Today’s Google Doodle: Thanks, Ed
If you didn’t notice it, today’s Google Doodle caught my eye:
I can’t say I was familiar with Ed Roberts before seeing this, but I’m glad to have read about him and I thank Google for increasing awareness. In brief, Roberts was an early activist for disability rights. After a polio infection led to nearly complete paralysis, he fought for the right to live a complete life when that wasn’t the norm. He even had to fight to attend UC Berkeley after a dean there said, “We’ve tried cripples before and it didn’t work.” (Ref: Wikipedia) That was around the early 1960s.
It’s easy to forget how much things have changed and how how far we’ve come in that time. And how much farther we have yet to go. I’m able to live a productive, full life as a researcher and surgical resident because people like Ed Roberts fought tooth and nail for basic rights, like functional student housing and the ability to attend the university to which he had already been admitted. He constantly tried to change the idea that a person with a disability couldn’t be an active, contributing member of society. And while many people no longer think that way, many others still do. I often feel that it is my obligation to help change people’s minds through my own example.

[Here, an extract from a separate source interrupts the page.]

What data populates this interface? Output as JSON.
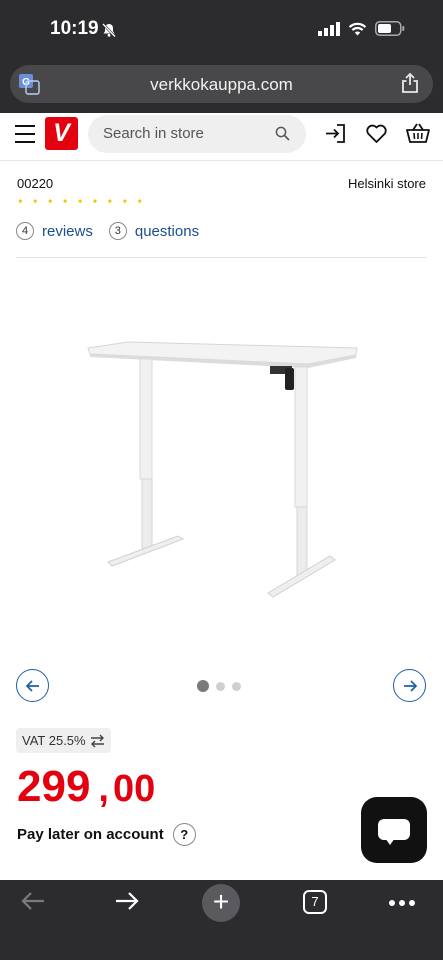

I’ll be speaking at the Fourth Annual Access in Health Science and Medicine Symposium in April. The symposium is focused on improving access to health science and medical education for students with disabilities. The fact that we’re even able to have such a focused discussion speaks volumes to how much people like Ed Roberts changed the world.
While we work to solve the challenges of today facing students with disabilities, it’s important to look back and remember the people who helped make these kinds of discussions possible.